— WORK TASK —
Print the data again, exactly.

— SUPPLIED ENTRIES —

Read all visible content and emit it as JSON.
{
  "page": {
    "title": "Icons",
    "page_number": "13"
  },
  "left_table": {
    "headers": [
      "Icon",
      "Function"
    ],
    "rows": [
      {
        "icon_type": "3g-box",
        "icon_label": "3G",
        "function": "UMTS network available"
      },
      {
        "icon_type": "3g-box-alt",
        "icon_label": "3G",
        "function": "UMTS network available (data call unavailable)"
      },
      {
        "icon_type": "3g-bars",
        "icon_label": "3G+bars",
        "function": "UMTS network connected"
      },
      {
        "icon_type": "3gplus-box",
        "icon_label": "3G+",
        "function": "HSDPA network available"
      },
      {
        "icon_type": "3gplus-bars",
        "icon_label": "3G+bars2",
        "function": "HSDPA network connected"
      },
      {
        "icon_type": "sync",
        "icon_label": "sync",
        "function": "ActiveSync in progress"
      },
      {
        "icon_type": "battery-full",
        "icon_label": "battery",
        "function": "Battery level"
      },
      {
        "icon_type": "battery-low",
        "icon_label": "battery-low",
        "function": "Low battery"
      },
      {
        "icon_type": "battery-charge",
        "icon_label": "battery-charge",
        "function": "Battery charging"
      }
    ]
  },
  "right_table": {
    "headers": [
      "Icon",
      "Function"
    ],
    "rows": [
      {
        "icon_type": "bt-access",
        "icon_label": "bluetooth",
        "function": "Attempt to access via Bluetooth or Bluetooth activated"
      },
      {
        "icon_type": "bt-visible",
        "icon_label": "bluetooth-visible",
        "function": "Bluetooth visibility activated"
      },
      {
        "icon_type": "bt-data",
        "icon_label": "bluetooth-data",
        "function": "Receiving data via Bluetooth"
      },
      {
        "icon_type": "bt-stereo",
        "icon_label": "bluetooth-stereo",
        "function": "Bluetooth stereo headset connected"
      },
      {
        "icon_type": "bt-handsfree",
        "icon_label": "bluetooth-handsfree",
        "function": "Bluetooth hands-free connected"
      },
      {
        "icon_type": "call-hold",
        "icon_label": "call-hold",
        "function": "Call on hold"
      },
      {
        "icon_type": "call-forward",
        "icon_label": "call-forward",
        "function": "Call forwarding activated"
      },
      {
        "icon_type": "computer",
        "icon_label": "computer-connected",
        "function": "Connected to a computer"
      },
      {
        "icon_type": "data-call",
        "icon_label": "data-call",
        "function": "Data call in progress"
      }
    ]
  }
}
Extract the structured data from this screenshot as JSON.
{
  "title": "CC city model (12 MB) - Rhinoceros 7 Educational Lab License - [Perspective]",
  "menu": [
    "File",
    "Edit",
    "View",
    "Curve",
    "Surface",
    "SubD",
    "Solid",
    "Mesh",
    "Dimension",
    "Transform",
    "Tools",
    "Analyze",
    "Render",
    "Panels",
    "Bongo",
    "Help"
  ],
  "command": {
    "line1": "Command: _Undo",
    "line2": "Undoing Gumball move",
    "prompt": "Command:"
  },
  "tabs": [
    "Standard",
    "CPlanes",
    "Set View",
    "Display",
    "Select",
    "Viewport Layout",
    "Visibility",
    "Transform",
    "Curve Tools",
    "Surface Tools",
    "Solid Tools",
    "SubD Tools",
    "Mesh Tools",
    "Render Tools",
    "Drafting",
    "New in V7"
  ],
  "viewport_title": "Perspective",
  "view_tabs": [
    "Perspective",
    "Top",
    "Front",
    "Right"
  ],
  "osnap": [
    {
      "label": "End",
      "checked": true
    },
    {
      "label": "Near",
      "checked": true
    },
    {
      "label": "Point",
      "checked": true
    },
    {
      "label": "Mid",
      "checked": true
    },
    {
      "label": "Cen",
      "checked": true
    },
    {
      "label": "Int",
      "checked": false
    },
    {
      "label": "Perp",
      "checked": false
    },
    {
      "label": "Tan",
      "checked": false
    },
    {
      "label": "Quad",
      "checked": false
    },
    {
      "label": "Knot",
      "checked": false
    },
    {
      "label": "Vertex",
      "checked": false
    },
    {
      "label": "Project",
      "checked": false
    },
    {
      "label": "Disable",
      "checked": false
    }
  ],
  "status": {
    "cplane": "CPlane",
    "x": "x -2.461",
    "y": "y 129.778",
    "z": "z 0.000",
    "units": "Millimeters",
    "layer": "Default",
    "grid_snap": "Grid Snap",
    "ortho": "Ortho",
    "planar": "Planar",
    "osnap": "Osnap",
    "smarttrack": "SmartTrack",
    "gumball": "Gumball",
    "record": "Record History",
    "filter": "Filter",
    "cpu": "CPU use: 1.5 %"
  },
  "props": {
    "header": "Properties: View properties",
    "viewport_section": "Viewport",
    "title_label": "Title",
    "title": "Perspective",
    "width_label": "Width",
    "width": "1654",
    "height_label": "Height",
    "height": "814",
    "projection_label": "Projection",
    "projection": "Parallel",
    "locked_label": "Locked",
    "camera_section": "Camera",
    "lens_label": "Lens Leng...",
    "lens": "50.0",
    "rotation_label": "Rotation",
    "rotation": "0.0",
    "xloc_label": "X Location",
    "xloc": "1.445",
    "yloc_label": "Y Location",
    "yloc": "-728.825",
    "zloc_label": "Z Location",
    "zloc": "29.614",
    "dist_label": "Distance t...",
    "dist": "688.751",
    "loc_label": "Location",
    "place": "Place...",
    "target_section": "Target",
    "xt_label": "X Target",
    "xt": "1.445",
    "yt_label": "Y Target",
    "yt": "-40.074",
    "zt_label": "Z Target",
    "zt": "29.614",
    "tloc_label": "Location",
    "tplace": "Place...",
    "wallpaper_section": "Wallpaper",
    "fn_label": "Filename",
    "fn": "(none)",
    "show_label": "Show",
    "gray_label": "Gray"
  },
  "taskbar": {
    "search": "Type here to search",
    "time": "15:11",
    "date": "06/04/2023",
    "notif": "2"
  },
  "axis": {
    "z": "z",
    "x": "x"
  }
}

— ANSWER TO THIS PROBLEM —
Read all visible content and emit it as JSON.
{
  "page": {
    "title": "Icons",
    "page_number": "13"
  },
  "left_table": {
    "headers": [
      "Icon",
      "Function"
    ],
    "rows": [
      {
        "icon_type": "3g-box",
        "icon_label": "3G",
        "function": "UMTS network available"
      },
      {
        "icon_type": "3g-box-alt",
        "icon_label": "3G",
        "function": "UMTS network available (data call unavailable)"
      },
      {
        "icon_type": "3g-bars",
        "icon_label": "3G+bars",
        "function": "UMTS network connected"
      },
      {
        "icon_type": "3gplus-box",
        "icon_label": "3G+",
        "function": "HSDPA network available"
      },
      {
        "icon_type": "3gplus-bars",
        "icon_label": "3G+bars2",
        "function": "HSDPA network connected"
      },
      {
        "icon_type": "sync",
        "icon_label": "sync",
        "function": "ActiveSync in progress"
      },
      {
        "icon_type": "battery-full",
        "icon_label": "battery",
        "function": "Battery level"
      },
      {
        "icon_type": "battery-low",
        "icon_label": "battery-low",
        "function": "Low battery"
      },
      {
        "icon_type": "battery-charge",
        "icon_label": "battery-charge",
        "function": "Battery charging"
      }
    ]
  },
  "right_table": {
    "headers": [
      "Icon",
      "Function"
    ],
    "rows": [
      {
        "icon_type": "bt-access",
        "icon_label": "bluetooth",
        "function": "Attempt to access via Bluetooth or Bluetooth activated"
      },
      {
        "icon_type": "bt-visible",
        "icon_label": "bluetooth-visible",
        "function": "Bluetooth visibility activated"
      },
      {
        "icon_type": "bt-data",
        "icon_label": "bluetooth-data",
        "function": "Receiving data via Bluetooth"
      },
      {
        "icon_type": "bt-stereo",
        "icon_label": "bluetooth-stereo",
        "function": "Bluetooth stereo headset connected"
      },
      {
        "icon_type": "bt-handsfree",
        "icon_label": "bluetooth-handsfree",
        "function": "Bluetooth hands-free connected"
      },
      {
        "icon_type": "call-hold",
        "icon_label": "call-hold",
        "function": "Call on hold"
      },
      {
        "icon_type": "call-forward",
        "icon_label": "call-forward",
        "function": "Call forwarding activated"
      },
      {
        "icon_type": "computer",
        "icon_label": "computer-connected",
        "function": "Connected to a computer"
      },
      {
        "icon_type": "data-call",
        "icon_label": "data-call",
        "function": "Data call in progress"
      }
    ]
  }
}
Extract the structured data from this screenshot as JSON.
{
  "title": "CC city model (12 MB) - Rhinoceros 7 Educational Lab License - [Perspective]",
  "menu": [
    "File",
    "Edit",
    "View",
    "Curve",
    "Surface",
    "SubD",
    "Solid",
    "Mesh",
    "Dimension",
    "Transform",
    "Tools",
    "Analyze",
    "Render",
    "Panels",
    "Bongo",
    "Help"
  ],
  "command": {
    "line1": "Command: _Undo",
    "line2": "Undoing Gumball move",
    "prompt": "Command:"
  },
  "tabs": [
    "Standard",
    "CPlanes",
    "Set View",
    "Display",
    "Select",
    "Viewport Layout",
    "Visibility",
    "Transform",
    "Curve Tools",
    "Surface Tools",
    "Solid Tools",
    "SubD Tools",
    "Mesh Tools",
    "Render Tools",
    "Drafting",
    "New in V7"
  ],
  "viewport_title": "Perspective",
  "view_tabs": [
    "Perspective",
    "Top",
    "Front",
    "Right"
  ],
  "osnap": [
    {
      "label": "End",
      "checked": true
    },
    {
      "label": "Near",
      "checked": true
    },
    {
      "label": "Point",
      "checked": true
    },
    {
      "label": "Mid",
      "checked": true
    },
    {
      "label": "Cen",
      "checked": true
    },
    {
      "label": "Int",
      "checked": false
    },
    {
      "label": "Perp",
      "checked": false
    },
    {
      "label": "Tan",
      "checked": false
    },
    {
      "label": "Quad",
      "checked": false
    },
    {
      "label": "Knot",
      "checked": false
    },
    {
      "label": "Vertex",
      "checked": false
    },
    {
      "label": "Project",
      "checked": false
    },
    {
      "label": "Disable",
      "checked": false
    }
  ],
  "status": {
    "cplane": "CPlane",
    "x": "x -2.461",
    "y": "y 129.778",
    "z": "z 0.000",
    "units": "Millimeters",
    "layer": "Default",
    "grid_snap": "Grid Snap",
    "ortho": "Ortho",
    "planar": "Planar",
    "osnap": "Osnap",
    "smarttrack": "SmartTrack",
    "gumball": "Gumball",
    "record": "Record History",
    "filter": "Filter",
    "cpu": "CPU use: 1.5 %"
  },
  "props": {
    "header": "Properties: View properties",
    "viewport_section": "Viewport",
    "title_label": "Title",
    "title": "Perspective",
    "width_label": "Width",
    "width": "1654",
    "height_label": "Height",
    "height": "814",
    "projection_label": "Projection",
    "projection": "Parallel",
    "locked_label": "Locked",
    "camera_section": "Camera",
    "lens_label": "Lens Leng...",
    "lens": "50.0",
    "rotation_label": "Rotation",
    "rotation": "0.0",
    "xloc_label": "X Location",
    "xloc": "1.445",
    "yloc_label": "Y Location",
    "yloc": "-728.825",
    "zloc_label": "Z Location",
    "zloc": "29.614",
    "dist_label": "Distance t...",
    "dist": "688.751",
    "loc_label": "Location",
    "place": "Place...",
    "target_section": "Target",
    "xt_label": "X Target",
    "xt": "1.445",
    "yt_label": "Y Target",
    "yt": "-40.074",
    "zt_label": "Z Target",
    "zt": "29.614",
    "tloc_label": "Location",
    "tplace": "Place...",
    "wallpaper_section": "Wallpaper",
    "fn_label": "Filename",
    "fn": "(none)",
    "show_label": "Show",
    "gray_label": "Gray"
  },
  "taskbar": {
    "search": "Type here to search",
    "time": "15:11",
    "date": "06/04/2023",
    "notif": "2"
  },
  "axis": {
    "z": "z",
    "x": "x"
  }
}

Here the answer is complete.